In this sense, one of the central objectives of the case studies is to study the role of educational programs, schools and teachers play on the educational decisions, motivations and strategies of young people. In this frame, the ABJOVES project aims to answer some of the next questions: in which way the programs against ESL are implemented and interpreted in different contexts? What effects do they have on the educational decisions and opportunities of the youngsters? What role do the teachers play in the decisions of formative continuity of the pupils? Etc.

Case studies have been developed in 6 Autonomous Communities (regional governments) in Spain, namely Catalonia, Balearic Islands, Valencian Community, Basque Country, Andalusia and Asturias. All of them are based on the same analytical framework and on the same research questions, although each autonomous community has adapted their focus to the particularities of each region. As a rule, all the sampled interviewees are beneficiaries of a programme addressed to tackle early school leaving. Some of these programmes adapt the curriculum to the specific needs of low-performing students. Others attempt to stimulate them by means of initial vocational education and training (VET) programmes. Finally, in Andalusia an innovative scheme provides scholarships for further education which are conditioned to the students’ performance.





País Vasco


The following paragraphs outline the particularities of each case study.

In Catalonia the Èxit 2 Adapted Curriculum Programme, run by the Barcelona Educational Authority (Consorci d’Educació de Barcelona)― has been evaluated in secondary schools located in the city. The sample included different secondary schools according to the social origin of the intake as well as the pedagogic approach to at- risk- of- early- school- leaving students. The research has observed the influence of the institutional ‘habitus’ and the students’ engagement on their experiences, pathways, motivation, aspirations and uneven expectations. About fifty youth, many families and a wide array of teachers have been interviewed, staff evaluation meetings have been observed, and some focus groups have been carried out with teachers and students.

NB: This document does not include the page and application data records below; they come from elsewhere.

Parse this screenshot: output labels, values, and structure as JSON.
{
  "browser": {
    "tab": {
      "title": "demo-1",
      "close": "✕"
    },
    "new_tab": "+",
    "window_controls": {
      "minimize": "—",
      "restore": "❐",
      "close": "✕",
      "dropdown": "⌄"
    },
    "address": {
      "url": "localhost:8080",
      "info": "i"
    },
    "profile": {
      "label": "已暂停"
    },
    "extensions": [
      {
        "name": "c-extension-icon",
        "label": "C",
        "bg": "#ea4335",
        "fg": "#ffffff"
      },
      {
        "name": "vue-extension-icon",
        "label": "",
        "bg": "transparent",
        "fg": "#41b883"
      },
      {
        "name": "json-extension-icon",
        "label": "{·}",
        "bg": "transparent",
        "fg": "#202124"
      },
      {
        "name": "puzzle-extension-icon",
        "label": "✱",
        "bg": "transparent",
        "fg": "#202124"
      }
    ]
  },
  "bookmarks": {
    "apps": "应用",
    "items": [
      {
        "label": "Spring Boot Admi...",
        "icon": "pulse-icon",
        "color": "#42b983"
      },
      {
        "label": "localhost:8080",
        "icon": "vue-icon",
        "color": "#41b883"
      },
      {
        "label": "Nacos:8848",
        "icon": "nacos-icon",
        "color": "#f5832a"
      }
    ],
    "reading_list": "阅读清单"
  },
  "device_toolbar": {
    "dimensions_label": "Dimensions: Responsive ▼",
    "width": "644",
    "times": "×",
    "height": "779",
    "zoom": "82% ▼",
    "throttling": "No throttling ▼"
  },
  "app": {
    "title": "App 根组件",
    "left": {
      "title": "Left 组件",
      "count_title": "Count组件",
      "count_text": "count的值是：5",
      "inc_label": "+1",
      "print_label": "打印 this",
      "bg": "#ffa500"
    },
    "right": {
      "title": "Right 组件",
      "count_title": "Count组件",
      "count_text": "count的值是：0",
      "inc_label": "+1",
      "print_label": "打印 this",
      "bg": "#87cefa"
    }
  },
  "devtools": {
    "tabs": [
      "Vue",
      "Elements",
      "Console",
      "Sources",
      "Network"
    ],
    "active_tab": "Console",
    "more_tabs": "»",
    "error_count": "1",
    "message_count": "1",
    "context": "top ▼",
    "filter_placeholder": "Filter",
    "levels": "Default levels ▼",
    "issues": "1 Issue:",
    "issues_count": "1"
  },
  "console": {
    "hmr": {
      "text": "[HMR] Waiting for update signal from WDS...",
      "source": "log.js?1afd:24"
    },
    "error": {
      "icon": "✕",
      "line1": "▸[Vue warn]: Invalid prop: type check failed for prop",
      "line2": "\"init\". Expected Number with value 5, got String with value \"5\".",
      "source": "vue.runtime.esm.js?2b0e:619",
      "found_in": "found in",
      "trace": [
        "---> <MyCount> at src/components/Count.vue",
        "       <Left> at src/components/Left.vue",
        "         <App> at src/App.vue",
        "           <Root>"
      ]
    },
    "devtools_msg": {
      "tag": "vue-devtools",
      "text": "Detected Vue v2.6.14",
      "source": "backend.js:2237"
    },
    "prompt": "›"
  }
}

The implementation of adapted curriculum programmes has been evaluated in other four secondary schools sampled according to their intake and their pedagogic approach in the Balearic Islands. This study aims at finding out whether the different school appropriations and recontextualization processes of the programmes are associated with different kind of impacts. Twenty-four key agents have been interviewed including teachers, counsellors, tutors and both beneficiary and non-beneficiary students. The main findings point at positive outcomes depending mainly on the pedagogic approach.

The Basque case study explores the complementary schooling programme (PEC). This programme is tailored to the needs of those students who previously were not successful in curriculum adaptation and initial VET programmes. Complementary schooling takes into account the causes, motivation and experiences that explain this process in order to look for more effective interventions. Students and professionals have been interviewed and invited to participate in focus groups.

The Beca 6000 Scholarship has been analysed in Andalusia. It was implemented in the 2009-2010 school year so as to curb early school leaving. Beca 6000 targets a scholarship to the low-income youth who undertake further secondary academic and vocational education. The scholarship is conditioned to passing the corresponding grades. The analysis discusses the effects of the programme, the eligibility of the beneficiaries, and the monitoring system, so as to adumbrate the impacts and shortcomings of Beca 6000 for its target group. This analysis has taken into account both pieces of legislation and interviews with the technical staff of the programme.

The case study carried out in Valencia looks at the initial VET programmes (PCPI), particularly in a ‘singular- action school’ located in a ‘preferential- action neighbourhood’. The analysis mostly looks at the impact of pedagogic practices on students’ expectations, aspirations and decisions. In order to meet this goal, the team has designed a quasi-ethnographic research interviewing both educational professionals and youth.

The ABJOVES case study carried out in Asturias has looked at a second- chance school. This piece hypothesises that the context of educational institutions impinges on the processes leading to either leaving or continuing educational pathways. In this vein, the analysis contrasts the mainstream rigid context of schooling with the open context, the flexible organisation and the pro-active procedures of second- chance schools. It concludes that this alternative approach is likely to cause a positive impact on educational processes through a more individualised work. Interviews and focus groups have been conducted with the staff and the students.

In May, 12th and 13th 2016 The final results of all the studies will presented in the ABJOVES international Conference “Educational success, educational failure and Early School Leaving: political, institutional and subjective factors“.

This is a unique website which will require a more modern browser to work! Please upgrade today!